Exercise aim:
When you copy the material below, keep every line exact and leave each picture out.

──────── Listed records ────────

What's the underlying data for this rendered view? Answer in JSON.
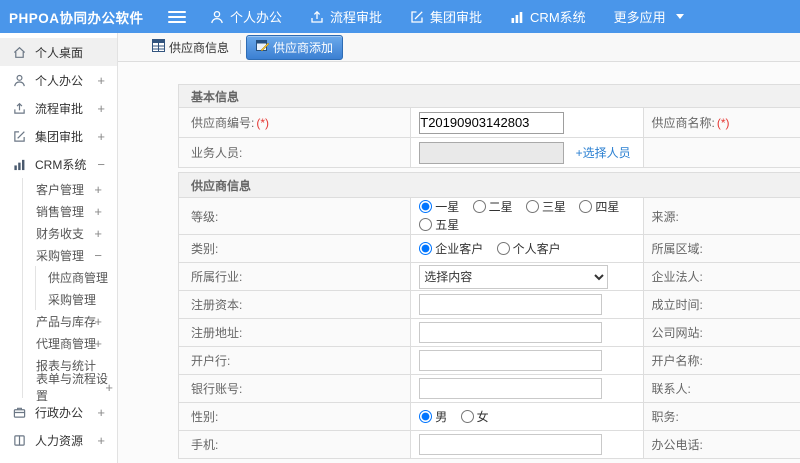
{
  "colors": {
    "header_blue": "#4a96ea",
    "tab_active_blue": "#3b7fd2",
    "link_blue": "#2a7fd1",
    "required_red": "#e53935"
  },
  "header": {
    "logo": "PHPOA协同办公软件",
    "nav": [
      {
        "label": "个人办公",
        "icon": "user-icon"
      },
      {
        "label": "流程审批",
        "icon": "process-icon"
      },
      {
        "label": "集团审批",
        "icon": "edit-icon"
      },
      {
        "label": "CRM系统",
        "icon": "chart-icon"
      },
      {
        "label": "更多应用",
        "icon": "caret-down-icon"
      }
    ]
  },
  "tabs": {
    "info": "供应商信息",
    "add": "供应商添加"
  },
  "sidebar": {
    "items": [
      {
        "label": "个人桌面",
        "icon": "home-icon",
        "active": true
      },
      {
        "label": "个人办公",
        "icon": "user-icon",
        "expand": "+"
      },
      {
        "label": "流程审批",
        "icon": "process-icon",
        "expand": "+"
      },
      {
        "label": "集团审批",
        "icon": "edit-icon",
        "expand": "+"
      },
      {
        "label": "CRM系统",
        "icon": "chart-icon",
        "expand": "−"
      },
      {
        "label": "客户管理",
        "expand": "+",
        "level": 2
      },
      {
        "label": "销售管理",
        "expand": "+",
        "level": 2
      },
      {
        "label": "财务收支",
        "expand": "+",
        "level": 2
      },
      {
        "label": "采购管理",
        "expand": "−",
        "level": 2
      },
      {
        "label": "供应商管理",
        "level": 3
      },
      {
        "label": "采购管理",
        "level": 3
      },
      {
        "label": "产品与库存",
        "expand": "+",
        "level": 2
      },
      {
        "label": "代理商管理",
        "expand": "+",
        "level": 2
      },
      {
        "label": "报表与统计",
        "level": 2
      },
      {
        "label": "表单与流程设置",
        "expand": "+",
        "level": 2
      },
      {
        "label": "行政办公",
        "icon": "briefcase-icon",
        "expand": "+"
      },
      {
        "label": "人力资源",
        "icon": "hr-icon",
        "expand": "+"
      }
    ]
  },
  "form": {
    "section1": {
      "title": "基本信息",
      "rows": [
        {
          "label": "供应商编号:",
          "required": "(*)",
          "value": "T20190903142803",
          "right_label": "供应商名称:",
          "right_required": "(*)"
        },
        {
          "label": "业务人员:",
          "link": "+选择人员",
          "right_label": ""
        }
      ]
    },
    "section2": {
      "title": "供应商信息",
      "rows": [
        {
          "label": "等级:",
          "type": "radio",
          "options": [
            "一星",
            "二星",
            "三星",
            "四星",
            "五星"
          ],
          "checked": 0,
          "right_label": "来源:"
        },
        {
          "label": "类别:",
          "type": "radio",
          "options": [
            "企业客户",
            "个人客户"
          ],
          "checked": 0,
          "right_label": "所属区域:"
        },
        {
          "label": "所属行业:",
          "type": "select",
          "value": "选择内容",
          "right_label": "企业法人:"
        },
        {
          "label": "注册资本:",
          "type": "input",
          "right_label": "成立时间:"
        },
        {
          "label": "注册地址:",
          "type": "input",
          "right_label": "公司网站:"
        },
        {
          "label": "开户行:",
          "type": "input",
          "right_label": "开户名称:"
        },
        {
          "label": "银行账号:",
          "type": "input",
          "right_label": "联系人:"
        },
        {
          "label": "性别:",
          "type": "radio",
          "options": [
            "男",
            "女"
          ],
          "checked": 0,
          "right_label": "职务:"
        },
        {
          "label": "手机:",
          "type": "input",
          "right_label": "办公电话:"
        }
      ]
    }
  }
}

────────

Worked solution:
What's the underlying data for this rendered view? Answer in JSON.
{
  "colors": {
    "header_blue": "#4a96ea",
    "tab_active_blue": "#3b7fd2",
    "link_blue": "#2a7fd1",
    "required_red": "#e53935"
  },
  "header": {
    "logo": "PHPOA协同办公软件",
    "nav": [
      {
        "label": "个人办公",
        "icon": "user-icon"
      },
      {
        "label": "流程审批",
        "icon": "process-icon"
      },
      {
        "label": "集团审批",
        "icon": "edit-icon"
      },
      {
        "label": "CRM系统",
        "icon": "chart-icon"
      },
      {
        "label": "更多应用",
        "icon": "caret-down-icon"
      }
    ]
  },
  "tabs": {
    "info": "供应商信息",
    "add": "供应商添加"
  },
  "sidebar": {
    "items": [
      {
        "label": "个人桌面",
        "icon": "home-icon",
        "active": true
      },
      {
        "label": "个人办公",
        "icon": "user-icon",
        "expand": "+"
      },
      {
        "label": "流程审批",
        "icon": "process-icon",
        "expand": "+"
      },
      {
        "label": "集团审批",
        "icon": "edit-icon",
        "expand": "+"
      },
      {
        "label": "CRM系统",
        "icon": "chart-icon",
        "expand": "−"
      },
      {
        "label": "客户管理",
        "expand": "+",
        "level": 2
      },
      {
        "label": "销售管理",
        "expand": "+",
        "level": 2
      },
      {
        "label": "财务收支",
        "expand": "+",
        "level": 2
      },
      {
        "label": "采购管理",
        "expand": "−",
        "level": 2
      },
      {
        "label": "供应商管理",
        "level": 3
      },
      {
        "label": "采购管理",
        "level": 3
      },
      {
        "label": "产品与库存",
        "expand": "+",
        "level": 2
      },
      {
        "label": "代理商管理",
        "expand": "+",
        "level": 2
      },
      {
        "label": "报表与统计",
        "level": 2
      },
      {
        "label": "表单与流程设置",
        "expand": "+",
        "level": 2
      },
      {
        "label": "行政办公",
        "icon": "briefcase-icon",
        "expand": "+"
      },
      {
        "label": "人力资源",
        "icon": "hr-icon",
        "expand": "+"
      }
    ]
  },
  "form": {
    "section1": {
      "title": "基本信息",
      "rows": [
        {
          "label": "供应商编号:",
          "required": "(*)",
          "value": "T20190903142803",
          "right_label": "供应商名称:",
          "right_required": "(*)"
        },
        {
          "label": "业务人员:",
          "link": "+选择人员",
          "right_label": ""
        }
      ]
    },
    "section2": {
      "title": "供应商信息",
      "rows": [
        {
          "label": "等级:",
          "type": "radio",
          "options": [
            "一星",
            "二星",
            "三星",
            "四星",
            "五星"
          ],
          "checked": 0,
          "right_label": "来源:"
        },
        {
          "label": "类别:",
          "type": "radio",
          "options": [
            "企业客户",
            "个人客户"
          ],
          "checked": 0,
          "right_label": "所属区域:"
        },
        {
          "label": "所属行业:",
          "type": "select",
          "value": "选择内容",
          "right_label": "企业法人:"
        },
        {
          "label": "注册资本:",
          "type": "input",
          "right_label": "成立时间:"
        },
        {
          "label": "注册地址:",
          "type": "input",
          "right_label": "公司网站:"
        },
        {
          "label": "开户行:",
          "type": "input",
          "right_label": "开户名称:"
        },
        {
          "label": "银行账号:",
          "type": "input",
          "right_label": "联系人:"
        },
        {
          "label": "性别:",
          "type": "radio",
          "options": [
            "男",
            "女"
          ],
          "checked": 0,
          "right_label": "职务:"
        },
        {
          "label": "手机:",
          "type": "input",
          "right_label": "办公电话:"
        }
      ]
    }
  }
}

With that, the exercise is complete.